So, I speak. But I also write, sing, and photograph. I believe all of these are important tools I need to better learn how to use. Just to bring a down to earth ending to this rather theoretical post, I am hoping to go to college to learn how to do these and many other things better. When I will go to college I am not exactly sure. There is a slight possibility of it happening in August, but this next spring may be more likely to work out. The school I’m looking at is Cottey College in Missouri. To go there I’m going to have to either save up a bunch of money before I go or find and receive some really good scholarships. (Side note, if you know of good ways to find scholarships, or scholarships I could apply for, please let me know. You’d make me a happy Anna.) I’m kinda curious to see how it happens. My goal after college is to help end human trafficking. It’s too big of a job for me, rather impossible really, and I’m even more curious to see how it happens, if it happens, where and with whom it happens, etc. But the driving reason for my going to college is so I can do better at that than I can now.
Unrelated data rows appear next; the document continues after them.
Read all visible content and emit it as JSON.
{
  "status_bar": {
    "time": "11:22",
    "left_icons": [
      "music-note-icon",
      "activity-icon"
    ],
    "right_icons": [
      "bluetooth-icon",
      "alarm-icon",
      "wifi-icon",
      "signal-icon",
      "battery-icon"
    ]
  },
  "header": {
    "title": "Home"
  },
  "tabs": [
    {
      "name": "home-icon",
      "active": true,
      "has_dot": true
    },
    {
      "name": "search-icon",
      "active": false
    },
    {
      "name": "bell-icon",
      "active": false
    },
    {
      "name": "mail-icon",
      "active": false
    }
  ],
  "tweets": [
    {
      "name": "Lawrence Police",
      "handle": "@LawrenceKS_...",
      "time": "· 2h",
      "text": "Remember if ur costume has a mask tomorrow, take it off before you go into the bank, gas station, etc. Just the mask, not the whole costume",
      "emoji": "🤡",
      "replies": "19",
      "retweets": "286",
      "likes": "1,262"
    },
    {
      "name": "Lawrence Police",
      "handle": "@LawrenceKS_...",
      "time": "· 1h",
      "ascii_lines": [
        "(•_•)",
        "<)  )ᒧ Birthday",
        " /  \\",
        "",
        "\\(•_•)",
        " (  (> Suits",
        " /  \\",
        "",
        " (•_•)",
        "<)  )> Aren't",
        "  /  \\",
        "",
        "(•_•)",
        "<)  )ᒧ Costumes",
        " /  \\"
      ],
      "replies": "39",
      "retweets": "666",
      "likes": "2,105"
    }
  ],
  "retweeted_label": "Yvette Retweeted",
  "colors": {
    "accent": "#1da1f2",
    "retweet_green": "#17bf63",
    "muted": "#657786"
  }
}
Anyways, God bless, may his hope surround you and his presence be with you no matter what life comes at you with.
Thanks, Anna Crumbie